The good news keeps coming for first-time novelist Ben Fountain. Since publishing “Billy Lynn’s Long Halftime Walk,” in May, the Dallas writer has been showered with praise. The Washington Post chose “Billy Lynn” as one of the five best novels of 2012, just a few weeks after it was named a finalist for the National Book Award. And last night in New York, Fountain accepted the $10,000 Flaherty-Dunnan First Novel Prize from the Center for Fiction.
In its laudatory review, The Post called “Billy Lynn” a “Catch-22” “updated for a new era.” The story takes place on Thanksgiving Day when a squad of U.S. soldiers comes back from Iraq to be special guests at a Dallas Cowboys game.

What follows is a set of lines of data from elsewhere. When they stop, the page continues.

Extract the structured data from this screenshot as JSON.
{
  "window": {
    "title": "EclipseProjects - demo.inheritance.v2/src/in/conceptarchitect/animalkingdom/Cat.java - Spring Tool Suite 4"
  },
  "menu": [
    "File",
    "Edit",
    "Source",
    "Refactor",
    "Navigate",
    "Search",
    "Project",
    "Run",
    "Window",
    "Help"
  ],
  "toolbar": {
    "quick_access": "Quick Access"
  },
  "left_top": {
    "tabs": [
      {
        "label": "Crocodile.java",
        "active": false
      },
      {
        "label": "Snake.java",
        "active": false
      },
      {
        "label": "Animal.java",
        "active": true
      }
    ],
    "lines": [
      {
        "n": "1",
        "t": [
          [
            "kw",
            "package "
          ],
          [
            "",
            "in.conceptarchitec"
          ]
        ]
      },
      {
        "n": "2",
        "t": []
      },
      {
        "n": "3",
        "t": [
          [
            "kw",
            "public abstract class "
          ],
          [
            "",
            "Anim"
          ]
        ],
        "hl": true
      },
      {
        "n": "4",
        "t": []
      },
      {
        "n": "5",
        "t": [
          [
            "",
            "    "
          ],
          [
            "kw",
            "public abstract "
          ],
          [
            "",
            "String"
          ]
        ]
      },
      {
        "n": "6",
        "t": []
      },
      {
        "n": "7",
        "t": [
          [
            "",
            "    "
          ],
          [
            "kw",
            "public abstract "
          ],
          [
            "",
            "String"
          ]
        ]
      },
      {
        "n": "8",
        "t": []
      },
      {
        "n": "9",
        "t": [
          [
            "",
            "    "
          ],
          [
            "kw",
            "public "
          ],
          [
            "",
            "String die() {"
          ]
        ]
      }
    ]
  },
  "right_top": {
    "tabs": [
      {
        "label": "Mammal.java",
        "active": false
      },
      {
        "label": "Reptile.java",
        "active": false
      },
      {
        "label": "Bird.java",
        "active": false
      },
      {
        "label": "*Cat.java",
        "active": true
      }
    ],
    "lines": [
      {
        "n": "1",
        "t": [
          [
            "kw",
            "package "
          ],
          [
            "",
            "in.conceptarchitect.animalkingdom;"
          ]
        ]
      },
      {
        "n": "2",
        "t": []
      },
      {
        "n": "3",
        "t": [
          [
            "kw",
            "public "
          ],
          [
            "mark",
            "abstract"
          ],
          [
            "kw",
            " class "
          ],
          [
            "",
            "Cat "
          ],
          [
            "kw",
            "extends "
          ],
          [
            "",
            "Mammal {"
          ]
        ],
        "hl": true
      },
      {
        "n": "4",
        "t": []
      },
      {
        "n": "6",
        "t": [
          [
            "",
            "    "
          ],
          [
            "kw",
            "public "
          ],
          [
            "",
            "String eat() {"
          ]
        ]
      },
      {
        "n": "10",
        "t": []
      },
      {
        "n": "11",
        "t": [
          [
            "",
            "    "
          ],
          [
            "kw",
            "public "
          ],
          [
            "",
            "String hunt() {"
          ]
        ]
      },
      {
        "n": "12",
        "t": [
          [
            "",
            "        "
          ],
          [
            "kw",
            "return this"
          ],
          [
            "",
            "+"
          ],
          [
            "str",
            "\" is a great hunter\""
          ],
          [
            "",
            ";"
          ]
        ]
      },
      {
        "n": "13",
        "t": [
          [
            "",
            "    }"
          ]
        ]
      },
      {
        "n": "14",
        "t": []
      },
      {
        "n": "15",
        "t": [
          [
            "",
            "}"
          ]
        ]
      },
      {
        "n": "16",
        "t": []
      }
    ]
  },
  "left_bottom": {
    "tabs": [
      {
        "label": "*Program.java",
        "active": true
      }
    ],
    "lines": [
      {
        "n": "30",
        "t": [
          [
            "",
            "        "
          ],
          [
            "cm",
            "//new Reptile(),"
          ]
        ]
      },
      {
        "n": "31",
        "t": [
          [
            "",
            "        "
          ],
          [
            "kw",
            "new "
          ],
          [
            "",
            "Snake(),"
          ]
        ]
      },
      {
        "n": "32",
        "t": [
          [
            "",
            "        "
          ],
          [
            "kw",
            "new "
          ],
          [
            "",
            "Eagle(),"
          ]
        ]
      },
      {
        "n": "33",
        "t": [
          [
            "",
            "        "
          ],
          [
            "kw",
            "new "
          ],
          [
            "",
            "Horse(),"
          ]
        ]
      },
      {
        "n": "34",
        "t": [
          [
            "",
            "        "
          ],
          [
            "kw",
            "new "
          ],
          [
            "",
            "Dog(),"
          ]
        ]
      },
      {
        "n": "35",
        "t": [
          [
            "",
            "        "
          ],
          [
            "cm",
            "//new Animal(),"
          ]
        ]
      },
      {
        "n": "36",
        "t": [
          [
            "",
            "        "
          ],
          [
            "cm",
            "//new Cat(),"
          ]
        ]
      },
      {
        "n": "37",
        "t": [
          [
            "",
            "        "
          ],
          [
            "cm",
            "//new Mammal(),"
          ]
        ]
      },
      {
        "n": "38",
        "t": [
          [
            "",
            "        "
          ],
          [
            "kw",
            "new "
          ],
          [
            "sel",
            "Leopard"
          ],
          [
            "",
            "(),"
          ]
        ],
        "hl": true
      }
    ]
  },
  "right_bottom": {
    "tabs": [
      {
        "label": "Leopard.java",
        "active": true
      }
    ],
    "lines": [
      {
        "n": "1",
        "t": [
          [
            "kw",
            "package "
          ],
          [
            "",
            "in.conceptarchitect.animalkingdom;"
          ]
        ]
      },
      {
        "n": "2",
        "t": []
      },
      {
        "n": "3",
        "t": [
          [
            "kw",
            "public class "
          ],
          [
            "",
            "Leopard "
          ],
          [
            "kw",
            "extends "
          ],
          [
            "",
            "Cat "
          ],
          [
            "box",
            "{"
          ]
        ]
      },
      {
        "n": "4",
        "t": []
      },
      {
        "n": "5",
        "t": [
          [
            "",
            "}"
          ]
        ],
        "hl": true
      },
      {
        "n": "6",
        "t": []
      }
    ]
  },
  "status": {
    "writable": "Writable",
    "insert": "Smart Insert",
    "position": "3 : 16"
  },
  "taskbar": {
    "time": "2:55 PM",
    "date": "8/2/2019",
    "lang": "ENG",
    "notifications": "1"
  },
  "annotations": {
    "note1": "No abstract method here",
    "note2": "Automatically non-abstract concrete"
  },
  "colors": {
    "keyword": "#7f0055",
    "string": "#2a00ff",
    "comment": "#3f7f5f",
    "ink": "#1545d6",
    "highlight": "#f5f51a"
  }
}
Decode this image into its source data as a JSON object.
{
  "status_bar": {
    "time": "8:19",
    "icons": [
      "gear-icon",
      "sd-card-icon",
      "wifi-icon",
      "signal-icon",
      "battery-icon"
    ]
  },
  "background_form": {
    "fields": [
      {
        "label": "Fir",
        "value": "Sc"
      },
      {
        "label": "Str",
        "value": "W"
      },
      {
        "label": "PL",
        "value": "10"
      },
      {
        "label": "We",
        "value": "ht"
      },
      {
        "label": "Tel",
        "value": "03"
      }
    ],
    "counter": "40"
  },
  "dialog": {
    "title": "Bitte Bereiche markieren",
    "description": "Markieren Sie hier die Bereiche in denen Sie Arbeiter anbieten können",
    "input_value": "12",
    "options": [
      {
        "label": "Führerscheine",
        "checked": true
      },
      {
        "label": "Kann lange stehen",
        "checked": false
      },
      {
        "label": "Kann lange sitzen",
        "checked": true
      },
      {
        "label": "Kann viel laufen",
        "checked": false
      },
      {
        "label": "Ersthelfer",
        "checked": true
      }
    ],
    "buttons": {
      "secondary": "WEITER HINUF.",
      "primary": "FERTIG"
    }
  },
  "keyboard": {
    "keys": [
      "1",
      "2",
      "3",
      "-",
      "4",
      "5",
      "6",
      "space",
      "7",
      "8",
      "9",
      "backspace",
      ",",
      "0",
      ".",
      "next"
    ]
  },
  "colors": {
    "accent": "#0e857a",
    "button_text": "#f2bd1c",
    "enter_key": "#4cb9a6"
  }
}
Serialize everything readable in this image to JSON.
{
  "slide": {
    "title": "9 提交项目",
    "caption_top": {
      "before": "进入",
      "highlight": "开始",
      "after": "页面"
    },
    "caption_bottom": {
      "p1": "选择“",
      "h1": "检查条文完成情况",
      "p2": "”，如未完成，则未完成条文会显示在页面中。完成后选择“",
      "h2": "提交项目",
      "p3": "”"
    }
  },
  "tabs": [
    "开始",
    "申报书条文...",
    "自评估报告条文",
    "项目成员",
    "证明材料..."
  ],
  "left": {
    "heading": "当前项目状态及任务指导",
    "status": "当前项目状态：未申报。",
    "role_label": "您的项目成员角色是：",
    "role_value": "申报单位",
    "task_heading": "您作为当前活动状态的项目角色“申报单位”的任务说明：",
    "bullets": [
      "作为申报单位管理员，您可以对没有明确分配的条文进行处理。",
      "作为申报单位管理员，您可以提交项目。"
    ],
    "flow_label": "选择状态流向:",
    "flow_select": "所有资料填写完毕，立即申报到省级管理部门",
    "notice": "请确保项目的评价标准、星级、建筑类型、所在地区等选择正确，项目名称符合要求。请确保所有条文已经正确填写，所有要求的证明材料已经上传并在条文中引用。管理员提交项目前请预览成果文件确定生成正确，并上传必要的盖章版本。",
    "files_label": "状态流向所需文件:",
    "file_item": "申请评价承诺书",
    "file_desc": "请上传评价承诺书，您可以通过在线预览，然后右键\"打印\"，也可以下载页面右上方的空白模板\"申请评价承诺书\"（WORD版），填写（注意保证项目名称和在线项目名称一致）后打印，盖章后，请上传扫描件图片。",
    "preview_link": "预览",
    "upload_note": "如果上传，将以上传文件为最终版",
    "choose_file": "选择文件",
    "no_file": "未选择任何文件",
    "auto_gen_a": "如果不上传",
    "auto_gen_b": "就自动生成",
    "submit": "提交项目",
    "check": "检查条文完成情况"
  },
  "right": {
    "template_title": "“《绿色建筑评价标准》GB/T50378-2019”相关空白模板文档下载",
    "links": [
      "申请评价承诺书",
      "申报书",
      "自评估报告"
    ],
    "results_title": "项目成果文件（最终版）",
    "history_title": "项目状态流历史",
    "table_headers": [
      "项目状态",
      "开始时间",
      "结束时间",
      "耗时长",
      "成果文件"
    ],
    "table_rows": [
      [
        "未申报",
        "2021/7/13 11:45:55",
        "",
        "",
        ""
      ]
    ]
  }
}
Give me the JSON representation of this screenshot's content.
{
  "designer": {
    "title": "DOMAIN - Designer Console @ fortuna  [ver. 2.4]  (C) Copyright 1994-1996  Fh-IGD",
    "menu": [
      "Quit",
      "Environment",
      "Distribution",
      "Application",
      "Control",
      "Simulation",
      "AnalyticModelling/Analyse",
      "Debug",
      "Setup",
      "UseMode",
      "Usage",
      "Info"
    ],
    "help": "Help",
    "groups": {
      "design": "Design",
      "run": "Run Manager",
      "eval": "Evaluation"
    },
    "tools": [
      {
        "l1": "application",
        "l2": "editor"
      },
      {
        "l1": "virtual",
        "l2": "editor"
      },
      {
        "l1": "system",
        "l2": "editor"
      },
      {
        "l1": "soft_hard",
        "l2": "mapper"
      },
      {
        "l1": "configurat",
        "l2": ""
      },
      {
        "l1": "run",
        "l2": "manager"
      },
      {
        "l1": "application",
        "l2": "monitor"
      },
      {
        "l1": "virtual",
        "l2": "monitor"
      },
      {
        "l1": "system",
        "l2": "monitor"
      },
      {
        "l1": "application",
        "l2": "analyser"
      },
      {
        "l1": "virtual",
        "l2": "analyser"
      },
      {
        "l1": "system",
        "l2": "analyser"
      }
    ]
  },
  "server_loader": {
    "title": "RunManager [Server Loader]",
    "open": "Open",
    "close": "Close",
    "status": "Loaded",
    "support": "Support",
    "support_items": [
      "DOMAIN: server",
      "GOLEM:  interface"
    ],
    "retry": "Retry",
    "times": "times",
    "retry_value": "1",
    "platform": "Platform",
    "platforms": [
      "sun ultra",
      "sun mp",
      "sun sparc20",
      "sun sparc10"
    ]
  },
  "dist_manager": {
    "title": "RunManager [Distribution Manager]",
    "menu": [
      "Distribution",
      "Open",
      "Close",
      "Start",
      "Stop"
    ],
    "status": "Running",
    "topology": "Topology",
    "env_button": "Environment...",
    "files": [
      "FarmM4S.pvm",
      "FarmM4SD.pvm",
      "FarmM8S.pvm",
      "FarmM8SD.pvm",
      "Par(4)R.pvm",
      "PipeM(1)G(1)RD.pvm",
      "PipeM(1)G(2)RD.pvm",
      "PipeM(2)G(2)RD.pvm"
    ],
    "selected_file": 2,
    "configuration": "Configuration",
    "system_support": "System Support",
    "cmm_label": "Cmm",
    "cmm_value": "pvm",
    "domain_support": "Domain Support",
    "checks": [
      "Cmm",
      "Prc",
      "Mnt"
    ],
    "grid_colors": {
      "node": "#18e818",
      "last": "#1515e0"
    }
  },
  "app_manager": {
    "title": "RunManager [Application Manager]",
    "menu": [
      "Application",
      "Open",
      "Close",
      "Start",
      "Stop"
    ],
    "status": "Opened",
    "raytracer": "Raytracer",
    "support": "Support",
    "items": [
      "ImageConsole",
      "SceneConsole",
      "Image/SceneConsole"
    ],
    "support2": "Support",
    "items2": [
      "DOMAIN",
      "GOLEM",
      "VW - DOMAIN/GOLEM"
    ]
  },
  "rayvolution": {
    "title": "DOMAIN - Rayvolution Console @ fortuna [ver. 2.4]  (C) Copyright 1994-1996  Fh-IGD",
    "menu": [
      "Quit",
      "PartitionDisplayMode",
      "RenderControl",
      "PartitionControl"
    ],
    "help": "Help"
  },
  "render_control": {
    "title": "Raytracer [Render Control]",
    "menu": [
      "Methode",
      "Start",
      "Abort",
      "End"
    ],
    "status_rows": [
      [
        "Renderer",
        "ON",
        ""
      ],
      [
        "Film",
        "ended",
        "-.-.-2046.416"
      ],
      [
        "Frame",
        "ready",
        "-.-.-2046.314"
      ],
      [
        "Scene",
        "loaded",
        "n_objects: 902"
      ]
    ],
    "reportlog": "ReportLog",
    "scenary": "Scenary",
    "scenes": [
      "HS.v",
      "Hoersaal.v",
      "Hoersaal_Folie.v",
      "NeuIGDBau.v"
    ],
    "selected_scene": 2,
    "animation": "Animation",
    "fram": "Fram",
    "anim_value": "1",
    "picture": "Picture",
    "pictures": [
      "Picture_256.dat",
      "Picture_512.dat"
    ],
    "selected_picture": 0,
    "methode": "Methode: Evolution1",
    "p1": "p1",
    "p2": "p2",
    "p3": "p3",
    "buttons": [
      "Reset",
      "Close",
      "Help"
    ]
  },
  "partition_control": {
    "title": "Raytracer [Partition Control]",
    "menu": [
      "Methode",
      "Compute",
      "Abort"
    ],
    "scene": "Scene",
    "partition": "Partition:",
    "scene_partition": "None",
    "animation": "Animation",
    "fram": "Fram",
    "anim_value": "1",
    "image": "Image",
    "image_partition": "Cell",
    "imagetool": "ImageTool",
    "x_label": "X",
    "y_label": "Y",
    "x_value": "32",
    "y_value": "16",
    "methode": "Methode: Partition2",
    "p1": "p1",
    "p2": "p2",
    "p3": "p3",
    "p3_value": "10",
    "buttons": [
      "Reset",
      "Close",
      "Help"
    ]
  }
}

At a time when Iowa Workshop writers barely old enough to drink make splashy debuts, 54-year-old Fountain is hardly your typical “first” novelist. After leaving a career as a real estate lawyer, he toiled away for almost 20 years before his breakthrough success with a collection of short stories called “Brief Encounters with Che Guevara” (2006). Four years ago, Malcolm Gladwell wrote about Fountain in a New Yorker essay about late-blooming geniuses.
His short fiction has garnered two Pushcart Prizes, an O. Henry Award, a Whiting Award and a Hemingway/PEN Award. But this year, “Billy Lynn” has raised him to a whole new level of prominence.
It’s not a position that Fountain seems to crave. In September, he was part of a glittery collection of famous writers reading short essays about “resilience” at the Folger Library in Washington. He was quiet and reserved, as though uncomfortable with all the attention. But resilience is a subject he knows well.
Ron Charles is The Post’s fiction editor. You can follow him on Twitter @RonCharles.